The thing that made me laugh about this is not that I don’t think that’s a fine sentiment, but I had just finished listening to Frank Deford’s somewhat scathing comments on the Olympics on NPR’s Morning Edition, and the contrast with his opening part in particular was kind of funny:
There is something wonderfully ironic about the Olympic torch, which is making its journey about the world now rather as if it has a big “KICK ME” sign on it for China.
The torch relay was conjured up by the Nazis for the 1936 Olympics and then embedded in our dreamy Olympic consciousness by the magnificent gossamer photography of Leni Riefenstahl, Hitler’s favorite moviemaker. Now, three-quarters of a century later, it has come back as an unexpected curse to haunt another totalitarian government to which the International Olympic Committee has hitched its wagon.
(Certainly no one really says that the Nazis weren’t good at symbolism.)

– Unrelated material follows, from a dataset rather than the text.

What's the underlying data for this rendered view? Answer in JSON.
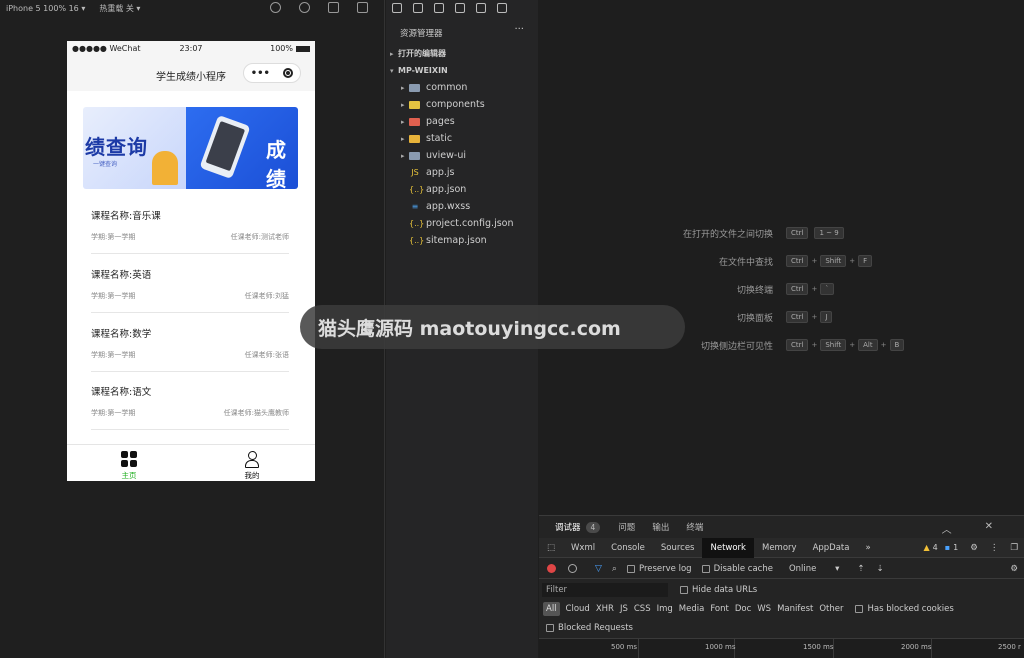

On a more serious note, though, I’m told that there is going to be a candlelight vigil for Tibet on my employing university’s campus tonight, walking through the middle of campus and ending at the chapel in the center. The (mainland) Chinese student population sent out an email to their listserv with the subject line, “Let’s go kick their asses,” with a message organizing their own gathering at the chapel the hour before the Tibet group is supposed to end up there. Completely non-violently, of course. It will be interesting to come to work tomorrow and find out how that all turned out.
I still find it kind of flabbergasting that the Olympic Committee ever thought giving the Games to Beijing was going to be a good, non-divisive choice.
-posted by Dana